Furthermore, the discourse on negative reinforcement often intersects with broader debates in psychology regarding the nature of behavior modification. Some critics argue that an over-reliance on reinforcement strategies could overshadow the importance of intrinsic motivation, potentially leading to a lack of long-term behavioral change.
The criticism also extends to the potential simplification of complex human behavior. Critics argue that reducing behavior to mere reactions to stimuli may overlook the complex interplay of cognitive, emotional, and social factors that also significantly impact behavior.
The controversies surrounding negative reinforcement underscore the importance of a nuanced, ethical, and holistic approach when employing this behavioral principle. It calls for a balanced understanding that takes into account the complex nature of human behavior while appreciating the potential benefits and pitfalls of negative reinforcement.
The journey through the landscape of negative reinforcement unveils a rich tapestry of behavioral insights. From its foundational principles to real-world applications, negative reinforcement emerges as a potent tool in understanding and shaping behavior. The nuanced differences between negative reinforcement and punishment, as well as its contrast with positive reinforcement, provide a broader perspective on the mechanisms driving behavior modification.
The historical evolution of negative reinforcement, championed by stalwarts like B.F. Skinner, showcases the enduring curiosity and endeavor to decode human behavior. Through various real-world examples and applications across diverse fields, the relevance and utility of negative reinforcement come to the fore.
Delving into the implications, it’s evident that negative reinforcement carries a broader impact, influencing individual behaviors and societal norms. However, the critiques and controversies surrounding it underscore the necessity for ethical consideration and a balanced approach in its application.
Encouraging further exploration and understanding of negative reinforcement, along with other behavioral psychology principles, can open doors to more effective strategies for promoting positive behavior change. Whether in educational settings, therapy, or the broader societal context, the insights gleaned from understanding negative reinforcement can be instrumental in fostering a conducive environment for growth, learning, and positive interaction.
FAQ on Negative Reinforcement Psychology
1. What is negative reinforcement?
- Negative reinforcement is a concept within behavioral psychology where the removal of an unpleasant stimulus strengthens a behavior.
2. How is negative reinforcement different from punishment?
- While both are forms of operant conditioning, negative reinforcement strengthens a behavior through the removal of an unpleasant stimulus, whereas punishment aims to decrease a behavior by introducing an unpleasant stimulus.

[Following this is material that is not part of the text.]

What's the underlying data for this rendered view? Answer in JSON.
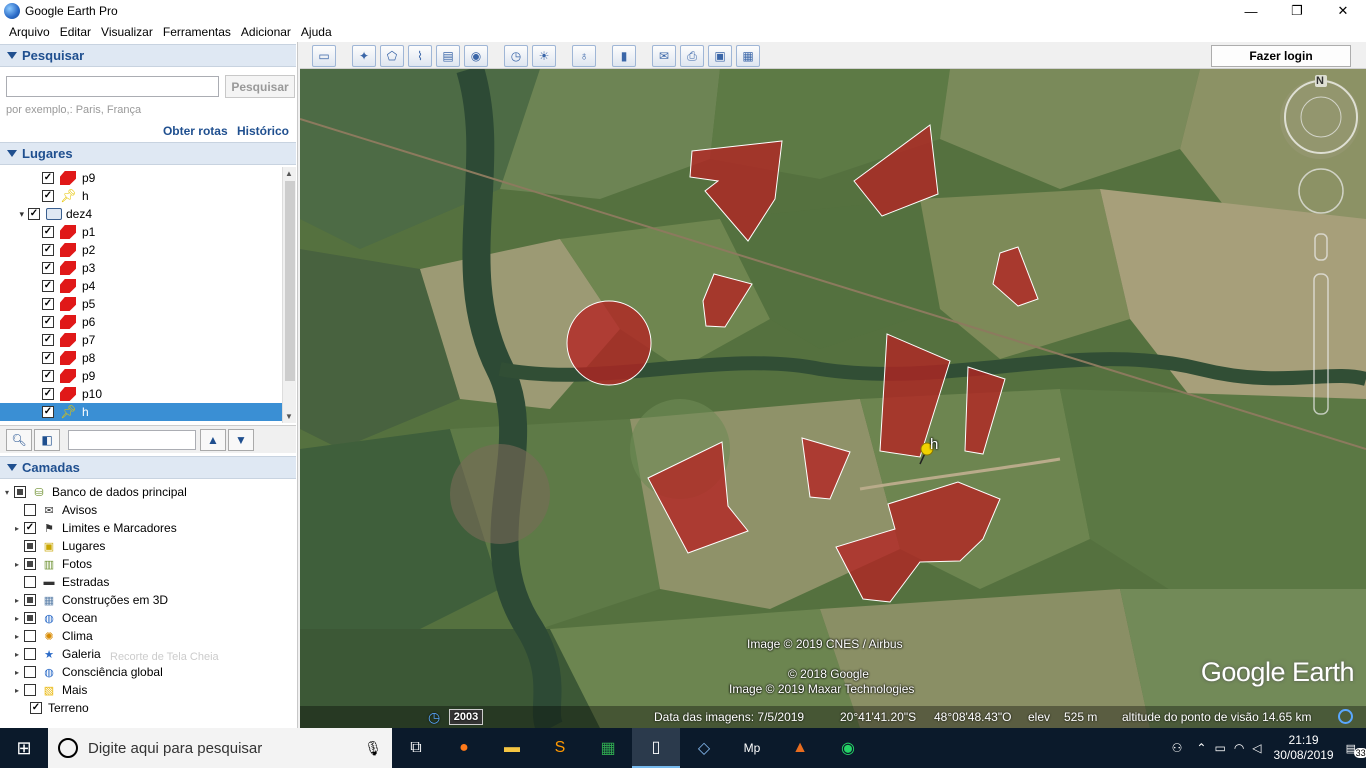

3. What are some examples of negative reinforcement?
- Examples include a car beeping until the seatbelt is fastened, or a teacher removing a tedious homework assignment when students actively participate in class discussions.
4. How is negative reinforcement used in real-world settings?
- Negative reinforcement can be used in various settings such as education, therapy, and organizational behavior to encourage desired behaviors.
5. What are the ethical considerations surrounding negative reinforcement?
- It’s crucial to navigate the application of negative reinforcement with discernment to avoid fostering a culture of fear or anxiety, and to ensure it’s used in an ethical and balanced manner.
6. How does negative reinforcement relate to positive reinforcement?
- While negative reinforcement involves the removal of unpleasant stimuli to encourage a behavior, positive reinforcement involves introducing pleasant stimuli to achieve the same goal.